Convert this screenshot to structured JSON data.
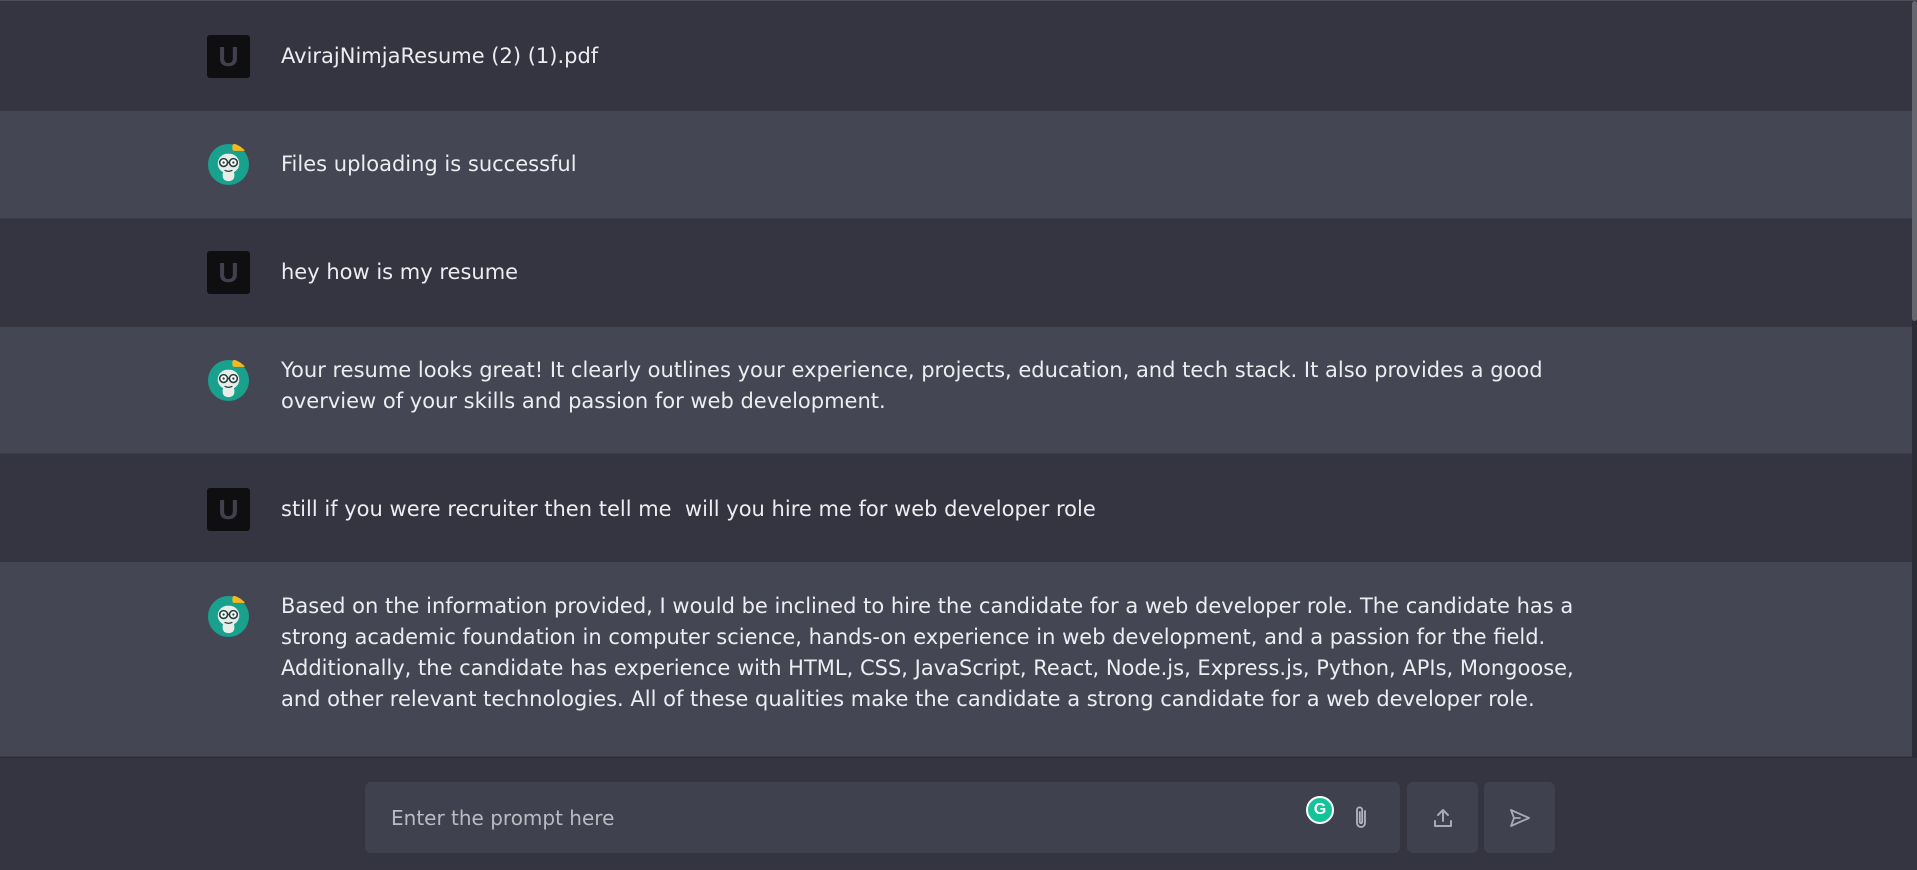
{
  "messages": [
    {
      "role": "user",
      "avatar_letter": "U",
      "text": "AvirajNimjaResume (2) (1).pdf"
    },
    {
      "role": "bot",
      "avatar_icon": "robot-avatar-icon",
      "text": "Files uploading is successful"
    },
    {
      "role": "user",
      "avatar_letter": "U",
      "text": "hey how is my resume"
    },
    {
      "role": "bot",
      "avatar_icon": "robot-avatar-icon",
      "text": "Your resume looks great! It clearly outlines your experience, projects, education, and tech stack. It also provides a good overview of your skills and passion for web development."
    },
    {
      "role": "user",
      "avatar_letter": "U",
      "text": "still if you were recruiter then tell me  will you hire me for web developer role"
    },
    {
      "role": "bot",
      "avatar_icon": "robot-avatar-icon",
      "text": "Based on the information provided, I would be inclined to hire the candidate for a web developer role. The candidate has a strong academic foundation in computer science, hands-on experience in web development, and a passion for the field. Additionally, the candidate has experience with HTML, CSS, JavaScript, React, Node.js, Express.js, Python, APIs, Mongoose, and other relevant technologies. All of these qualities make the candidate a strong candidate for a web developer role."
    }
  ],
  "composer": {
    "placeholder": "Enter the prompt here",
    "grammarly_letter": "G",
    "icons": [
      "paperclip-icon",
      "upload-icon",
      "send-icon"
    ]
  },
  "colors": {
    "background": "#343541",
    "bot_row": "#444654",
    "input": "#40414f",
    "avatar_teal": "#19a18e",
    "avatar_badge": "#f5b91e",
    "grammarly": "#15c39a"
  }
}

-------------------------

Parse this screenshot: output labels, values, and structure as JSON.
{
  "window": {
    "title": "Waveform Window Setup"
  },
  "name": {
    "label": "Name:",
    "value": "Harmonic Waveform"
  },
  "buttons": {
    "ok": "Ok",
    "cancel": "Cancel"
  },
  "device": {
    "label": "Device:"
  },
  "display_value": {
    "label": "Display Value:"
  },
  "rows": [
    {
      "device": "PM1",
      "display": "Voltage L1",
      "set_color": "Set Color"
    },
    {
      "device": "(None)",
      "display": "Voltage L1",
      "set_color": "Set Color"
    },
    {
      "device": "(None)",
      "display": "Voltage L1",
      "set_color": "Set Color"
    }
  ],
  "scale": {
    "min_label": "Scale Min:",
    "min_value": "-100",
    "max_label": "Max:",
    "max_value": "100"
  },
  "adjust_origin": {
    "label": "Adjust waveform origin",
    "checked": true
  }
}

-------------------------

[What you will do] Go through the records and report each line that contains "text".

[Problem solution]
      "text": "AvirajNimjaResume (2) (1).pdf"
      "text": "Files uploading is successful"
      "text": "hey how is my resume"
      "text": "Your resume looks great! It clearly outlines your experience, projects, education, and tech stack. It also provides a good overview of your skills and passion for web development."
      "text": "still if you were recruiter then tell me  will you hire me for web developer role"
      "text": "Based on the information provided, I would be inclined to hire the candidate for a web developer role. The candidate has a strong academic foundation in computer science, hands-on experience in web development, and a passion for the field. Additionally, the candidate has experience with HTML, CSS, JavaScript, React, Node.js, Express.js, Python, APIs, Mongoose, and other relevant technologies. All of these qualities make the candidate a strong candidate for a web developer role."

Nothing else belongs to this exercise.